Fannie, Freddie delist

City A.M. Reporter
FANNIE MAE and Freddie Mac, the largest US home funding companies, will delist their shares on the New York Stock Exchange after Fannie Mae fell below and Freddie Mac held near minimum price requirements, the companies’ regulator said yesterday.

The companies, each taken under government control in September 2008, said they no longer met NYSE listing standards and that shares would now trade in the over-the-counter market. The regulator, the Federal Housing Finance Agency (FHFA), directed the companies to delist common and preferred stock from the NYSE and any other national securities exchange. It said the delisting order was not taken due to the companies’ performance.

Stock exchange requirements for maintaining price levels and curing deficiencies were the driving force for moving to delist, he said.

Common shares of each company have hovered near the NYSE required minimum average closing price of $1 for most months since the conservatorships began in September 2008.

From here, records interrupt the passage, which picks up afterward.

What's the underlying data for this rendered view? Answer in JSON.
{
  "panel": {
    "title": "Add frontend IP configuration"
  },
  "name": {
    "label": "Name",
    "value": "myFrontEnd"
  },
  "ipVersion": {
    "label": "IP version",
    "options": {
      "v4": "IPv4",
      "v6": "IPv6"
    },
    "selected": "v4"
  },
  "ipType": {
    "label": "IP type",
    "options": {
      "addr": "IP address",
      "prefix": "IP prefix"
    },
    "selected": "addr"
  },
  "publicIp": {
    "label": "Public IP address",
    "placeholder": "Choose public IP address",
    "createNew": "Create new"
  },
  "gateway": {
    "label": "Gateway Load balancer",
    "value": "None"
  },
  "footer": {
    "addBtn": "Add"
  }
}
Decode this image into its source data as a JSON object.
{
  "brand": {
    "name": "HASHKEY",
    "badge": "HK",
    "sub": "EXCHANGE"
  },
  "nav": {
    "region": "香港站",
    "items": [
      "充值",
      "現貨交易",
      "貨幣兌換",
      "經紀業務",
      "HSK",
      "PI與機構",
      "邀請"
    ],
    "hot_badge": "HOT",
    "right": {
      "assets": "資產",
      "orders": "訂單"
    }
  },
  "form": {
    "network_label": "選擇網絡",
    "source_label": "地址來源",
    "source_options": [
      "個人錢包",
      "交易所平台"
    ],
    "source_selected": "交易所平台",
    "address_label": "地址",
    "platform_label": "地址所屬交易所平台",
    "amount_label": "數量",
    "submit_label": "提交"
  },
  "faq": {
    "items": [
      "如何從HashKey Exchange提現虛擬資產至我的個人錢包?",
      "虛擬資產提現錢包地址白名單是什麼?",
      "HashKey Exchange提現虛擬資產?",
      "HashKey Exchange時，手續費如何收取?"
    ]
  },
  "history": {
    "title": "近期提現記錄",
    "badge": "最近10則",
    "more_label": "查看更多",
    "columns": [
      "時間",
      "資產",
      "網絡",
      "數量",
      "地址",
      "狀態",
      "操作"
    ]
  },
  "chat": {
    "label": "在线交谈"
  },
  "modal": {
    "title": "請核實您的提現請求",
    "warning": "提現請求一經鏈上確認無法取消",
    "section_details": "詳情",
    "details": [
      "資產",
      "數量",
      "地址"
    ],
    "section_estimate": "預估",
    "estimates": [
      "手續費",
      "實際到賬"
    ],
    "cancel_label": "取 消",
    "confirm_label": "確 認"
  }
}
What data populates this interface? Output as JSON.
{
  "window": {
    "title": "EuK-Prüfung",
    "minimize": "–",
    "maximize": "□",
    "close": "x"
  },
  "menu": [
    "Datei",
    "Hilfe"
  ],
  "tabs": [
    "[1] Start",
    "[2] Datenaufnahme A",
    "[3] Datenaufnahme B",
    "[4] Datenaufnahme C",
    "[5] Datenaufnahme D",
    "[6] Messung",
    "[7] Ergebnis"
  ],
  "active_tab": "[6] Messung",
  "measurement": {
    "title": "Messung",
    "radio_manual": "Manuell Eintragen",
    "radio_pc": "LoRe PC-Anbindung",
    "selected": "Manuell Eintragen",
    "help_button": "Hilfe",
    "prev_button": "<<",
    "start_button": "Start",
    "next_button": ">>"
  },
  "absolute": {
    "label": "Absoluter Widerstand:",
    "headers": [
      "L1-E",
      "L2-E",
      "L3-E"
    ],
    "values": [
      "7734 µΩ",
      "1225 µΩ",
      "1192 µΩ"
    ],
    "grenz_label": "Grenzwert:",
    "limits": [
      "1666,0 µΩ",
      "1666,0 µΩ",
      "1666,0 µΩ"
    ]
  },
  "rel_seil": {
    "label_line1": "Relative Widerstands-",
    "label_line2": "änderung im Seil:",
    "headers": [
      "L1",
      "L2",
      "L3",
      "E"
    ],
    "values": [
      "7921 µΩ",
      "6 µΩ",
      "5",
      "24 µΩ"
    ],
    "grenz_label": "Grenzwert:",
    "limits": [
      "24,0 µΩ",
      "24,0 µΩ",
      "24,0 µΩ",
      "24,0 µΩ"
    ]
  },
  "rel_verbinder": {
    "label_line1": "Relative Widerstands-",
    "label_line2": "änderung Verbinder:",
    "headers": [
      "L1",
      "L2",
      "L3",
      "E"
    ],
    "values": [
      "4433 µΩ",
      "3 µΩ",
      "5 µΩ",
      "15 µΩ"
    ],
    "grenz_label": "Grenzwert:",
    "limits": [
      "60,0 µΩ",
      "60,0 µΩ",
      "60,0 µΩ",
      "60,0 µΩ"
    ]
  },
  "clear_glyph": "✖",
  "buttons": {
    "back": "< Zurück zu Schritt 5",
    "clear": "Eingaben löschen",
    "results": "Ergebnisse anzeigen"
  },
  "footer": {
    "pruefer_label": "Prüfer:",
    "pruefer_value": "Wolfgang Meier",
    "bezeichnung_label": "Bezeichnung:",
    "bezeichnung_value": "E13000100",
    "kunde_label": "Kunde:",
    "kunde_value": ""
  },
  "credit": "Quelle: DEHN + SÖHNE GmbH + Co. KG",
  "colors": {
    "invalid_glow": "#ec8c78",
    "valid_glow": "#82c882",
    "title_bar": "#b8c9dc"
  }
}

Fannie Mae’s closing stock price has recently been below the required average price, which would mean either delisting or a “cure” to restore the price. Curing would not assure maintaining the minimum or avoiding loss of shareholder value, according to the regulator. Freddie Mac’s shares had been holding just above the minimum.

“A voluntary delisting at this time simply makes sense and fits with the goal of a conservatorship to preserve and conserve assets,” said FHFA acting director Edward DeMarco.